● **Task requirements**
Examine the records and identify each line that includes the string "SENSYS". Copy those lines.

(Dataset items)
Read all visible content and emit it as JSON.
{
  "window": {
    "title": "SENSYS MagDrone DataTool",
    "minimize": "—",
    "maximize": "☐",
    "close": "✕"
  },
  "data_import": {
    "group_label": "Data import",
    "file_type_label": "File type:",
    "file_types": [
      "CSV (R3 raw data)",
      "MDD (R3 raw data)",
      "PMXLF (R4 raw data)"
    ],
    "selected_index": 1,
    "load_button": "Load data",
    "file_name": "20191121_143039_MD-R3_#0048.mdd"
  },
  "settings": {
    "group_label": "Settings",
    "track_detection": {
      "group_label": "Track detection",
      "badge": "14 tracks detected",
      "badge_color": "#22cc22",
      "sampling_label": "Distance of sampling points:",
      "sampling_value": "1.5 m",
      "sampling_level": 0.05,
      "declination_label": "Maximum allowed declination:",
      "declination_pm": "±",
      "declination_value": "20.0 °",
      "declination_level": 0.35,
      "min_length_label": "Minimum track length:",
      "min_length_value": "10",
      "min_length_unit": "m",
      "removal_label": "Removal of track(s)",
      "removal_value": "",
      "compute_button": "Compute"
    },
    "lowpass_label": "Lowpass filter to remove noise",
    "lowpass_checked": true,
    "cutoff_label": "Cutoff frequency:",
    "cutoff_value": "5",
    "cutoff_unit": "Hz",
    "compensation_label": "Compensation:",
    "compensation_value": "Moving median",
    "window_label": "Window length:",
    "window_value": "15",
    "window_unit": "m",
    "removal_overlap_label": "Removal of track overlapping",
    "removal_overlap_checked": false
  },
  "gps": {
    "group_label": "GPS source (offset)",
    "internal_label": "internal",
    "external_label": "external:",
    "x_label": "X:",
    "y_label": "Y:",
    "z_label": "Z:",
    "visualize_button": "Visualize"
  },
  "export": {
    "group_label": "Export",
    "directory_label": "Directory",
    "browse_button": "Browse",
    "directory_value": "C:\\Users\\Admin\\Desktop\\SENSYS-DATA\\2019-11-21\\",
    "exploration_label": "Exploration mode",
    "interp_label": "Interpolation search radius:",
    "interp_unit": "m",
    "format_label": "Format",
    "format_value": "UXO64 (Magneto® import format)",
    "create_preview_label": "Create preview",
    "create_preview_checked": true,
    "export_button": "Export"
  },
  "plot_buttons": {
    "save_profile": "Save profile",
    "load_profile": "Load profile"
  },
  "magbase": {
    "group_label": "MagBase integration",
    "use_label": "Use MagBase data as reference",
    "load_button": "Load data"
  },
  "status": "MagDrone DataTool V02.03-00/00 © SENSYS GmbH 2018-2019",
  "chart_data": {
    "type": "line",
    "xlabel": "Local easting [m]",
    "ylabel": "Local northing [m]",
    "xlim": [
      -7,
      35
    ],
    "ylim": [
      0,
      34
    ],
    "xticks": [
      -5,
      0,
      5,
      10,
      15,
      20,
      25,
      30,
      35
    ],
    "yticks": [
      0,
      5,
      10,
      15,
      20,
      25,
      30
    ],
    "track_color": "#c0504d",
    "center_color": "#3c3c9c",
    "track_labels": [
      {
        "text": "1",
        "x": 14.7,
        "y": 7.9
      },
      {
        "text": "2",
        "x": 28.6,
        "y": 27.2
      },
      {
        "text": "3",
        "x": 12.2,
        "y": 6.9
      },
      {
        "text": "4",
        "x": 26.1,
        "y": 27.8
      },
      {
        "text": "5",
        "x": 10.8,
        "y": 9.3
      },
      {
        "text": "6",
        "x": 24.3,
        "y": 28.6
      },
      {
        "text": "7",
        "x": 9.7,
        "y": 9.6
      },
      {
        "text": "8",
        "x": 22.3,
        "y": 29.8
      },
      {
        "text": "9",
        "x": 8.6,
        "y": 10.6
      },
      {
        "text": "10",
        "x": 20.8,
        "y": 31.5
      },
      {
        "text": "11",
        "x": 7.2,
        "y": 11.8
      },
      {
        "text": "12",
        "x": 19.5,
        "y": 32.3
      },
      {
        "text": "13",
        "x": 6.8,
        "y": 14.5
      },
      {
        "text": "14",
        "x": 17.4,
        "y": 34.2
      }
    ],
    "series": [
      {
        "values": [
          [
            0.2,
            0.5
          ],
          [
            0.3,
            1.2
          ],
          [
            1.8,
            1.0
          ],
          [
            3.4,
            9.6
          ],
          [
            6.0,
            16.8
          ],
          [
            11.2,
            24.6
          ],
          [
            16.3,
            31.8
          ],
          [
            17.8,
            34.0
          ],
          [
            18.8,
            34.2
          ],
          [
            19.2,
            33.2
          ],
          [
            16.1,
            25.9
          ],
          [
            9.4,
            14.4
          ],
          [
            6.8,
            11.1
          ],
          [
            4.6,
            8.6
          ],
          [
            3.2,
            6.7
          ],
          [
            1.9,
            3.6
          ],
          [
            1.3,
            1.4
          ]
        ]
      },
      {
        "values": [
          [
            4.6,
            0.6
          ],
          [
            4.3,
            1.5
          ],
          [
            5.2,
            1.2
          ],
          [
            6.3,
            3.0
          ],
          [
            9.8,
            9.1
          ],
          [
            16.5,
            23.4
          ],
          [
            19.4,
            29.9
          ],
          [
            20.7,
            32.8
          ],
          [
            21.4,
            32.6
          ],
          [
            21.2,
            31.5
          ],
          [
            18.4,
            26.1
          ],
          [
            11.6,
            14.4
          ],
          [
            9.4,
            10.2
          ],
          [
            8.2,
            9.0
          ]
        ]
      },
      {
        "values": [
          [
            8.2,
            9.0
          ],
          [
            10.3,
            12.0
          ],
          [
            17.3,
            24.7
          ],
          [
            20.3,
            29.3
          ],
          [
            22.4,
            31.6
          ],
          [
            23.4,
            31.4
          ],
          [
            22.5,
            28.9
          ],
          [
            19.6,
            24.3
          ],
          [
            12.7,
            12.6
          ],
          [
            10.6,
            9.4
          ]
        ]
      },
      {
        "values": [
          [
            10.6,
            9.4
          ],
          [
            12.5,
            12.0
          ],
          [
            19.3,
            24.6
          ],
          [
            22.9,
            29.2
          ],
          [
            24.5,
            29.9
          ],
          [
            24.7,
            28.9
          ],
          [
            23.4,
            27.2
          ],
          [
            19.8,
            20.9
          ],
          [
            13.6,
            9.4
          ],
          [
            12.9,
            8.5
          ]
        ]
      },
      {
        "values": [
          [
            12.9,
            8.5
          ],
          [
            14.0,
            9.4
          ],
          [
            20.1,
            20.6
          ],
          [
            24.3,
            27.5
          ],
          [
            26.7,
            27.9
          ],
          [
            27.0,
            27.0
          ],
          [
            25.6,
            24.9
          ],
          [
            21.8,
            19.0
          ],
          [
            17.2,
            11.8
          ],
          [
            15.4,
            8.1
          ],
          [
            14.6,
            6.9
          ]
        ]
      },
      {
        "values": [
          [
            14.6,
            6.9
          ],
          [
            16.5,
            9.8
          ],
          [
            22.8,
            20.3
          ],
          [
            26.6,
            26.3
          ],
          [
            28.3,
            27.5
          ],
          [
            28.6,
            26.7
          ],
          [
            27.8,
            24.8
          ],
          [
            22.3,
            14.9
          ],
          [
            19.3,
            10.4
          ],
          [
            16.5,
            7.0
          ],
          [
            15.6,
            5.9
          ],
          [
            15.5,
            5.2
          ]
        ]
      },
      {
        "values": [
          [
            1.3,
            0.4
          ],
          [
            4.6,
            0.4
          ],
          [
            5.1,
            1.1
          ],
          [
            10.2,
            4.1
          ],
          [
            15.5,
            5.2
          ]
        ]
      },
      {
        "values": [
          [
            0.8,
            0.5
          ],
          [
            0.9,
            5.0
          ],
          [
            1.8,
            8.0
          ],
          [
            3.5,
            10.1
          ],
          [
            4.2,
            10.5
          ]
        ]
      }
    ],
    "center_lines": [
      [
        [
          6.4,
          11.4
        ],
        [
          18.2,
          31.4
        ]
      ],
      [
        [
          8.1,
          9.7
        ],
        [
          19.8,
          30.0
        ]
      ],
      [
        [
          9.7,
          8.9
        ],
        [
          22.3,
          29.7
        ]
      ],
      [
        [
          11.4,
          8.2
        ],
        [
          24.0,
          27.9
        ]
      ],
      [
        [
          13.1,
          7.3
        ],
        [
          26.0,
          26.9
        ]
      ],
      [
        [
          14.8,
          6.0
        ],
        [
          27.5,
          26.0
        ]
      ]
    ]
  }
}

● **Your solution**
    "title": "SENSYS MagDrone DataTool",
    "directory_value": "C:\\Users\\Admin\\Desktop\\SENSYS-DATA\\2019-11-21\\",
  "status": "MagDrone DataTool V02.03-00/00 © SENSYS GmbH 2018-2019",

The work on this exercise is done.